UK construction activity continued to cool in March. At 52.2, the sector PMI was 0.3 points short of its unrevised February mark and a tick below market expectations. It also equalled its weakest level since the upturn began in September 2016.
Slower growth was mainly attributable to the housing market where a smaller rise in construction more than offset stronger rates in both commercial work and civil engineering. Indeed, civil engineering recorded its best advance so far this year.
In fact, despite the aggregate slowdown, employment again expanded at a healthy clip and sub-contractor usage remained firm enough to ensure another sharp drop in availability. Vendor performance similarly deteriorated at one of the fastest rates seen over the last two years. The survey found Brexit worries less of an issue and, although new orders were only slightly firmer, business confidence regarding the year ahead improved.
Nonetheless, input cost inflation was again strong, albeit below the eight-and-a-half-year peak registered in February.
Overall, the report is consistent with yesterday's manufacturing PMI (see calendar entry) in pointing to some deceleration in UK economic growth last quarter. Tomorrow's service sector PMI will complete the jigsaw.
The Construction Purchasing Managers' Index (PMI) provides an estimate of business activity in the UK construction sector for the preceding month based on data compiled from monthly replies to questionnaires sent to purchasing executives in over 170 construction companies. The panel is stratified geographically and by Standard Industrial Classification (SIC) group, based on the regional and industry contribution to gross domestic product. Results are synthesised into a single index which can range between zero and 100. A reading above (below) 50 signals rising (falling) activity versus the previous month and the closer to 100 (zero) the faster is activity growing (contracting). The data are compiled by the Chartered Institute of Purchasing and Supply (CIPS) and Markit.
The survey is based on techniques successfully developed in the USA over the last 60 years by the National Association of Purchasing Management. It is designed to provide one of the earliest indicators of significant change in the economy.
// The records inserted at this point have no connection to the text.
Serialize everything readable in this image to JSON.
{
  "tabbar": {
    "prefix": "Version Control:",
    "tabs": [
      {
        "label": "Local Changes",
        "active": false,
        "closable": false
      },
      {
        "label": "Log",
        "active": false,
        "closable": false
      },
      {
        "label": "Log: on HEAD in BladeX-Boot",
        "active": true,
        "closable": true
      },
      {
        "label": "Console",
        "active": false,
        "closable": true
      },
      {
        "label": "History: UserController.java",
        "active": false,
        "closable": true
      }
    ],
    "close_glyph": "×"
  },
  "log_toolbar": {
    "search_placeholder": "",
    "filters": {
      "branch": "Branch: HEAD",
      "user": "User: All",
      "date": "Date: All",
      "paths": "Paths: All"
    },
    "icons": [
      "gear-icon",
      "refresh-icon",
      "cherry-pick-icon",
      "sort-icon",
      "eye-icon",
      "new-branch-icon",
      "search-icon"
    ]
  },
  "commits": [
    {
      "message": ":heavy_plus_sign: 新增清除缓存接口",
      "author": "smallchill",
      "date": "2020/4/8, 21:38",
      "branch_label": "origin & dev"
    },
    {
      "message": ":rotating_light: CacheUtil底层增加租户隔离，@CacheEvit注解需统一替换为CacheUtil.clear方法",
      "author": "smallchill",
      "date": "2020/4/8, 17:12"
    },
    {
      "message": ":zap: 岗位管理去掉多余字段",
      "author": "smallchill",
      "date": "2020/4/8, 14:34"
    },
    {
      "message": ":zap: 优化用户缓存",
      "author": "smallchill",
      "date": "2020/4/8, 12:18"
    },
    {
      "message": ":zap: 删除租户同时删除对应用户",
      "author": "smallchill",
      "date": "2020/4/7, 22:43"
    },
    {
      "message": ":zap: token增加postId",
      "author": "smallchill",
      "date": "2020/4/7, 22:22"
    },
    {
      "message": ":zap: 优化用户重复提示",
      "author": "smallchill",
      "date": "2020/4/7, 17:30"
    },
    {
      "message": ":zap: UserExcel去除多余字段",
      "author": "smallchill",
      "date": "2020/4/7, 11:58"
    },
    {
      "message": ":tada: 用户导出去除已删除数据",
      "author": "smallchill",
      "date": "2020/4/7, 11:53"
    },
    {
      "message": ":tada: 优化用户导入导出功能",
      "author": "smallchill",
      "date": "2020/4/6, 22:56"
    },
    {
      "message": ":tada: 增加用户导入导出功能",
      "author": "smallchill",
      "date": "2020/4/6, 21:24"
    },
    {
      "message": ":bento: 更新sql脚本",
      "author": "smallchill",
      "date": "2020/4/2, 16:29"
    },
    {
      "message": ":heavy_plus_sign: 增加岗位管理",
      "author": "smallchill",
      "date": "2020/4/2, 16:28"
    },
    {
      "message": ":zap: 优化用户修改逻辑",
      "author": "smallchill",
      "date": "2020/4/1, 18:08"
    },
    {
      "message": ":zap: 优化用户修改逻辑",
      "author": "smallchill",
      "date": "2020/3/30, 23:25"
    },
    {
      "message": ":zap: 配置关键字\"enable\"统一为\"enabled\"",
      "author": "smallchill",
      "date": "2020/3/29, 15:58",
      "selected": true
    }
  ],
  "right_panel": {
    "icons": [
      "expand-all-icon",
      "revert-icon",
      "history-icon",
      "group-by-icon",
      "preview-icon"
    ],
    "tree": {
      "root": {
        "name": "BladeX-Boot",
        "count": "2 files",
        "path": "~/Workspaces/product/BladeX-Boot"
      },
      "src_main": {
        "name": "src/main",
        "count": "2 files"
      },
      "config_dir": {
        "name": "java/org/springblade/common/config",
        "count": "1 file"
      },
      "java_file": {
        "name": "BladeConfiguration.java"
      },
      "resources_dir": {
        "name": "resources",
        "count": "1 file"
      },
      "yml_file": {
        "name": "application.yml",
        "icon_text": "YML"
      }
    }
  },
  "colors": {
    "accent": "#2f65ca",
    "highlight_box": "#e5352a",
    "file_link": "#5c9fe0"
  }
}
The data collected are not opinion on what might happen in the future, but hard facts on what is actually happening at 'grass roots' level in the economy. As such the information generated on economic trends pre-dates official government statistics by many months.